(What is needed) Show all lines from the listing below that contain "count".

(Data for review)
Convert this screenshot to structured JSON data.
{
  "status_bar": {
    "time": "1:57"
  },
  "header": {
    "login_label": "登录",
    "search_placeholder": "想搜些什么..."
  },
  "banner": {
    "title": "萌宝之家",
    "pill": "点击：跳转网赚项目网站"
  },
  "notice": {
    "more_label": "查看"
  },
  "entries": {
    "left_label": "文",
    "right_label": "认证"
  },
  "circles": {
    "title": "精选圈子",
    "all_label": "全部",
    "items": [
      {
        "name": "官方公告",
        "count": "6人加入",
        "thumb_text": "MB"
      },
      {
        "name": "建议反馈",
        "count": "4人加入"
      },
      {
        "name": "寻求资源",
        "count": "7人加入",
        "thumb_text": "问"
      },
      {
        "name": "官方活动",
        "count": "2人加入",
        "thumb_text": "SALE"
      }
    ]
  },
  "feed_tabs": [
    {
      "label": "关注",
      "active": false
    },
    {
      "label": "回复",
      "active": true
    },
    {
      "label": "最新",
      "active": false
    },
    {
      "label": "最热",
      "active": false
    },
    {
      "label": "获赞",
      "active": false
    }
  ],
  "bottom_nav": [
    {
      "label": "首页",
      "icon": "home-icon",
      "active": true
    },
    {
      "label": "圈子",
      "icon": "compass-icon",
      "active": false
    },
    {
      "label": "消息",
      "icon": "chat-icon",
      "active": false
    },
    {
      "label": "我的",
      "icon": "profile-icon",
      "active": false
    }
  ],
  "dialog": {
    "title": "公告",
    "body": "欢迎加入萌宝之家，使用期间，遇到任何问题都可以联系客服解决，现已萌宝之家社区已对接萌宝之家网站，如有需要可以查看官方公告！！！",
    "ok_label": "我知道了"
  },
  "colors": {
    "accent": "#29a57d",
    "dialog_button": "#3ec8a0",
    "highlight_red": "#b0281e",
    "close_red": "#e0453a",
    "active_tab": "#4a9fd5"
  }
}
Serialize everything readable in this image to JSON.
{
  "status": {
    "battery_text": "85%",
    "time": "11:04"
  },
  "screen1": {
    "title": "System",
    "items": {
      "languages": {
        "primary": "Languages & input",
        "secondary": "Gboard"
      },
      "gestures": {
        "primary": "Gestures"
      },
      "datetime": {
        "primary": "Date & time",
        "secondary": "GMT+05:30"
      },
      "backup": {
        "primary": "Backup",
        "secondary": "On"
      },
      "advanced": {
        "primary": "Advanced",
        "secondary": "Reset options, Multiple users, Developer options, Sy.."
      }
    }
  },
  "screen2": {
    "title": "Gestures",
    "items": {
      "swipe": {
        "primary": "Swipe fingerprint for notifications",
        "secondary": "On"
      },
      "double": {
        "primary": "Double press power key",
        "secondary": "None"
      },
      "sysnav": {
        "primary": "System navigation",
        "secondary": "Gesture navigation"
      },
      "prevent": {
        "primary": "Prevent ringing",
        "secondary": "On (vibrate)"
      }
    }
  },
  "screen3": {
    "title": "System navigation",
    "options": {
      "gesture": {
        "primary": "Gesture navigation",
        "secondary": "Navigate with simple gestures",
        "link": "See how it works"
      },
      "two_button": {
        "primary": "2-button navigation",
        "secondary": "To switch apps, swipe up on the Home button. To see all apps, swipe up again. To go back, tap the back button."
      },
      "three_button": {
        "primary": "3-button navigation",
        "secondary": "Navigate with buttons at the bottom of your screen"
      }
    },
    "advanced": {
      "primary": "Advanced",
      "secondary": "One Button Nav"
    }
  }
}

(Task solution)
        "count": "6人加入",
        "count": "4人加入"
        "count": "7人加入",
        "count": "2人加入",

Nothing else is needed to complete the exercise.